• [About this task] Scan the records below, and wherever a line has the word "color", pull it out.

Data records for software interfaces:
--------------------------------
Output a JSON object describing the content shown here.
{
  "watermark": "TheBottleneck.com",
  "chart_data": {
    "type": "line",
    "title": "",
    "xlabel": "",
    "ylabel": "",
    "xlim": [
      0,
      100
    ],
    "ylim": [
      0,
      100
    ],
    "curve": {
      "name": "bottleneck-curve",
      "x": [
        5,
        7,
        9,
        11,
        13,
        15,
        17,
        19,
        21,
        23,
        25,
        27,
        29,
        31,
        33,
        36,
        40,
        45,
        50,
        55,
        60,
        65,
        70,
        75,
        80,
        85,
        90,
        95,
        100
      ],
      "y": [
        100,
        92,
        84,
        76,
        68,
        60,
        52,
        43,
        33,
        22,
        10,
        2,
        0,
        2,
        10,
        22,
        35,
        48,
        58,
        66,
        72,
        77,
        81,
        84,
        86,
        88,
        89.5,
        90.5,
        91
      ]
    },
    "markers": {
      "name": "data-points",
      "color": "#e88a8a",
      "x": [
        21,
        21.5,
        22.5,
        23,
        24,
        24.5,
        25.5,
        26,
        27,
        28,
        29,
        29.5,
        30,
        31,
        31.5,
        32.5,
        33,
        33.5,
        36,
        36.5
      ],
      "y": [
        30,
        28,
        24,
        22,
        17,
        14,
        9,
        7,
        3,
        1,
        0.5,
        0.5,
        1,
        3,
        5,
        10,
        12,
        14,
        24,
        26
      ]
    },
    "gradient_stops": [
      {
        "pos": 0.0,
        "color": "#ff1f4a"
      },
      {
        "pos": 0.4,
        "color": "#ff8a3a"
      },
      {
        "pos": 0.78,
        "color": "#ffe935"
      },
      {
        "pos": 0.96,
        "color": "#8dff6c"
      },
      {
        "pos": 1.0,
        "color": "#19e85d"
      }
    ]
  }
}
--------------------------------
• [Task answer]
      "color": "#e88a8a",
        "color": "#ff1f4a"
        "color": "#ff8a3a"
        "color": "#ffe935"
        "color": "#8dff6c"
        "color": "#19e85d"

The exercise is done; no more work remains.